■ PROBLEM REQUIREMENTS
Scan the entries for lines with the word "your" and copy those lines.

■ ■ ■

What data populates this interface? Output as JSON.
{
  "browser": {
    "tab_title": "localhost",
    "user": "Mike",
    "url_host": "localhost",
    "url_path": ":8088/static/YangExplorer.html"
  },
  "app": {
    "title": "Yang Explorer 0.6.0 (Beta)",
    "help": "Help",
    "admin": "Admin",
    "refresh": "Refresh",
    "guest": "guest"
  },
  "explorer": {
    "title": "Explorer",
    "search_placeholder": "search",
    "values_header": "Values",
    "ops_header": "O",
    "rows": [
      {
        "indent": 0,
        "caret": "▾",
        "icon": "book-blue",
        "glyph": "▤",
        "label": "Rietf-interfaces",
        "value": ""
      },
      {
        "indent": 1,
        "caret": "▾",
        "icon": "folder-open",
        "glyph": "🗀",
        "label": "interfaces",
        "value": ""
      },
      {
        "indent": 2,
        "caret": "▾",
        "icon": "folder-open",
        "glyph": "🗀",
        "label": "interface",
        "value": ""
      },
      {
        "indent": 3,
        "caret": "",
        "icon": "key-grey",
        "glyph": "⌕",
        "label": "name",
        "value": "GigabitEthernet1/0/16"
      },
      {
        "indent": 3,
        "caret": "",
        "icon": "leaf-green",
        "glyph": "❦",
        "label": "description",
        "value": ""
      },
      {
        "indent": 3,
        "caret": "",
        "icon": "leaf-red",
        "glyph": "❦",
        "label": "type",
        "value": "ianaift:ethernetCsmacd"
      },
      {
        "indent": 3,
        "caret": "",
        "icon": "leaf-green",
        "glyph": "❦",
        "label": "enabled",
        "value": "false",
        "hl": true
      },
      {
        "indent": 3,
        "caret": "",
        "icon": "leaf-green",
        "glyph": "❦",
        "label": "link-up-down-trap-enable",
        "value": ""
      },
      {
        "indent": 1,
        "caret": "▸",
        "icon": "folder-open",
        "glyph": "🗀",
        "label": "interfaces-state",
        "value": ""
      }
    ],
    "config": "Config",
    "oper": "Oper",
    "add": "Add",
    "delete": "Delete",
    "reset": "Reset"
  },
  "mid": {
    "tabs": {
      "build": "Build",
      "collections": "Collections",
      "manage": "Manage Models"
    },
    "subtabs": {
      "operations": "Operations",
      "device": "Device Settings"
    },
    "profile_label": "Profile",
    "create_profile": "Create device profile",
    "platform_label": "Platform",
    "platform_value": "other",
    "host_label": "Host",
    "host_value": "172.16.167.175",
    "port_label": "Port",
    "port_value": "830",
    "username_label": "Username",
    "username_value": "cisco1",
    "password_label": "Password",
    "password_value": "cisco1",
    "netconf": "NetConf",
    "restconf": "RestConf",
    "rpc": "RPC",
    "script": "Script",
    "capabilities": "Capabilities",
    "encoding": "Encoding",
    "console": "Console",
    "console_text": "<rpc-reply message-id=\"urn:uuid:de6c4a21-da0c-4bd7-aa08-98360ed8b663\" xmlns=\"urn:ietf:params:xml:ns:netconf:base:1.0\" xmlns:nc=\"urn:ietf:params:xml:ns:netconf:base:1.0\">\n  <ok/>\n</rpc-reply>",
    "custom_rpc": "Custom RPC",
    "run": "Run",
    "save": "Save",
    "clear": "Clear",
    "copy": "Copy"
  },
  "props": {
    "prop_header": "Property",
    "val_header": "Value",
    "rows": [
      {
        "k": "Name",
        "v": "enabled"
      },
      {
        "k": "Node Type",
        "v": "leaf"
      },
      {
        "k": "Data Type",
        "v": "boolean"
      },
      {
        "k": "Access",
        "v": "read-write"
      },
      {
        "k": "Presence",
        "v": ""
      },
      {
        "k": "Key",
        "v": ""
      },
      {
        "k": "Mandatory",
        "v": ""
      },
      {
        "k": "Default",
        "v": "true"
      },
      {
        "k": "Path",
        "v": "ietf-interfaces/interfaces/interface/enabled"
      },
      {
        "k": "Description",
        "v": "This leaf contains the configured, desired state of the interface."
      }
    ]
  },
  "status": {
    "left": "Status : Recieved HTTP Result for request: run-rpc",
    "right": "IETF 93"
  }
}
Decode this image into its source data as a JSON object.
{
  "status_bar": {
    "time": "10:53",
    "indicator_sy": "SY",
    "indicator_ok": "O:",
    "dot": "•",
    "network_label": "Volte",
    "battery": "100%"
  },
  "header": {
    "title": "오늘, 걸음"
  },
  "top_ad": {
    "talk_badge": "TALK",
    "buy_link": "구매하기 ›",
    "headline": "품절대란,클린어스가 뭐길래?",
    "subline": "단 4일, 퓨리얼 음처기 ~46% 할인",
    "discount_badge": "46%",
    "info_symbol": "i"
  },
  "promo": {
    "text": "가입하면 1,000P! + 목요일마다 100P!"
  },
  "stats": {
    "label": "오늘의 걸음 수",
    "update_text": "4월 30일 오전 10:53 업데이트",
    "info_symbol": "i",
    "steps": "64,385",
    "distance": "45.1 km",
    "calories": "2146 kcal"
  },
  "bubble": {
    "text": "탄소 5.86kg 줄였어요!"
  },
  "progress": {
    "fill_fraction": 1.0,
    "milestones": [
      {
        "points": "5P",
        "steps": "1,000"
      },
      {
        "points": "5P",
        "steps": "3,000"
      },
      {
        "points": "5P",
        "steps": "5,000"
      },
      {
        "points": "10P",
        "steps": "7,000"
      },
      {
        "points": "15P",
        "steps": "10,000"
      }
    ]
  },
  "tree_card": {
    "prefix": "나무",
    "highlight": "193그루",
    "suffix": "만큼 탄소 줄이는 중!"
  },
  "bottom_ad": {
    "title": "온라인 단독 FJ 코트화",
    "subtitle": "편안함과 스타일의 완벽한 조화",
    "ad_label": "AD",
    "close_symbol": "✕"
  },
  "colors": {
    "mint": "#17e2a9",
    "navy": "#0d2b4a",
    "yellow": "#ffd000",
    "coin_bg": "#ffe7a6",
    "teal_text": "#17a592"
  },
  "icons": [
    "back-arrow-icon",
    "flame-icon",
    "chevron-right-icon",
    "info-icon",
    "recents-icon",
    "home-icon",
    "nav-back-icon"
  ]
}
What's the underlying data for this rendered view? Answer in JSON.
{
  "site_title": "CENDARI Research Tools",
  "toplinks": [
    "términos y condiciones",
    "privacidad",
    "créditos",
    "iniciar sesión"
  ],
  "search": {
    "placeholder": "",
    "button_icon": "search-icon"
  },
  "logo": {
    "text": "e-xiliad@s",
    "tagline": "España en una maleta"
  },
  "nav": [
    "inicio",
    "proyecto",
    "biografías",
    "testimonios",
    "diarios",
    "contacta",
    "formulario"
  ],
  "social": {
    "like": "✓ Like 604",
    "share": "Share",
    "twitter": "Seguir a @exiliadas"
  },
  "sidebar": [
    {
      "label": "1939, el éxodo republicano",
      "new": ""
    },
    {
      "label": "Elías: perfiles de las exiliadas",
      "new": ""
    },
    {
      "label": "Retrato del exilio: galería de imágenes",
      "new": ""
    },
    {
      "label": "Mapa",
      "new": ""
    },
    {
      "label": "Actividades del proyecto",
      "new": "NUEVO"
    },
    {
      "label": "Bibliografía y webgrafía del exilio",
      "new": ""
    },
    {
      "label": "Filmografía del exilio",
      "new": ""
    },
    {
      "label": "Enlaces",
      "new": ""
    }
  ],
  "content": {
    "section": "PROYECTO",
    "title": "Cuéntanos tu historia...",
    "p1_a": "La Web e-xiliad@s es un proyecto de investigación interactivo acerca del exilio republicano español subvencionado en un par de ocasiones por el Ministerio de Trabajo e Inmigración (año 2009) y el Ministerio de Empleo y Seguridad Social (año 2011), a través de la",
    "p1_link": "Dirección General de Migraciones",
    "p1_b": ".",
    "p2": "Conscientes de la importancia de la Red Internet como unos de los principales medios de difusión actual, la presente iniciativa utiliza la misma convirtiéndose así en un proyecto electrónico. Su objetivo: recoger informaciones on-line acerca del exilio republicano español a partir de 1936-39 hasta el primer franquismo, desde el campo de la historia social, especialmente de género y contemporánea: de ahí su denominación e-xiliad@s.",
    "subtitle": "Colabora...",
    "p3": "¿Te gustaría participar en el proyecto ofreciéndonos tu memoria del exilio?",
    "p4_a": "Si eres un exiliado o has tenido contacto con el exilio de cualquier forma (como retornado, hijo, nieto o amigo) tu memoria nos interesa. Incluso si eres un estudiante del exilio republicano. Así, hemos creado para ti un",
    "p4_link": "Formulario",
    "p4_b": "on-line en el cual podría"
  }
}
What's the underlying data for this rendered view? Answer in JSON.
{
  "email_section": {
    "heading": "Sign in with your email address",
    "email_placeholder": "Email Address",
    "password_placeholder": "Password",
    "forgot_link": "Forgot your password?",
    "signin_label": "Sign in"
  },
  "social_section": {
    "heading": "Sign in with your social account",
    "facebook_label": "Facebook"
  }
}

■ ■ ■

■ RESPONSE FOR THIS EXERCISE
    "heading": "Sign in with your email address",
    "forgot_link": "Forgot your password?",
    "heading": "Sign in with your social account",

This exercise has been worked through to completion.